The Bank of England kept official interest rates steady for a second month running on Thursday, and said it was keeping a close eye on financial markets to see how turmoil there would hit companies and consumers.

But the BoE reiterated its main job is keeping inflation at 2 percent and noted that signs of price pressures were still elevated and the economy was running close to full tilt, even if there were some signs that consumer spending might be slowing.

It is too soon to tell how far the disruption in financial markets will impair the availability of credit to companies and households ... The MPC is monitoring closely the evolution of both credit spreads and the quantities of credit extended, it said.

The pound fell after the statement and interest rate futures rose as markets took the mention of the market turmoil, which has sent three-month interbank lending rates to 8-1/2 year highs, as a sign that policymakers would not raise interest rates again.

Economists, many of whom have been predicting another rise to 6 percent, said the statement -- the issue of which is almost unheard of accompanying a no-change decision -- still kept all options open for the MPC.

It's a clear signal that they are not prepared to drop the tightening bias quite yet or close the door to another rate hike, said Lena Komileva, economist at Tullett Prebon.

But many commentators also wondered whether the window of opportunity, or even need, for a rate hike was passing.

Monetary conditions have already tightened considerably in Britain as banks become afraid to lend to one another for fear that many could be sitting on huge losses emanating from risky investments in the U.S. subprime sector.

Other central banks around the world appear to have changed course as a result of the market trouble.
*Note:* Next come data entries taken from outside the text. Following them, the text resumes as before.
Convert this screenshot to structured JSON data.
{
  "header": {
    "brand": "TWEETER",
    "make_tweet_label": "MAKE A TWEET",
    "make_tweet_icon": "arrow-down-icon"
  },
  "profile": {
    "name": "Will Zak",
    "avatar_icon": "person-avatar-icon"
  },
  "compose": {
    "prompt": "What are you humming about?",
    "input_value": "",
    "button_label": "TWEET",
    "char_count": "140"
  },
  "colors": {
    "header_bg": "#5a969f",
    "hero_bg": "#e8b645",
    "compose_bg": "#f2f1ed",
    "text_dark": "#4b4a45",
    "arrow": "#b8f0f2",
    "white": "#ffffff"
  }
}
In Frankfurt, the European Central Bank also held interest rates steady.

With calmer financial market conditions seemingly some way off, the Fed likely cutting rates and the Bank of Japan and ECB Bank no longer expected to hike in the final quarter, we now doubt that that the BoE will have enough confidence in the macro environment to implement one last rate rise, said James Knightley, economist at ING.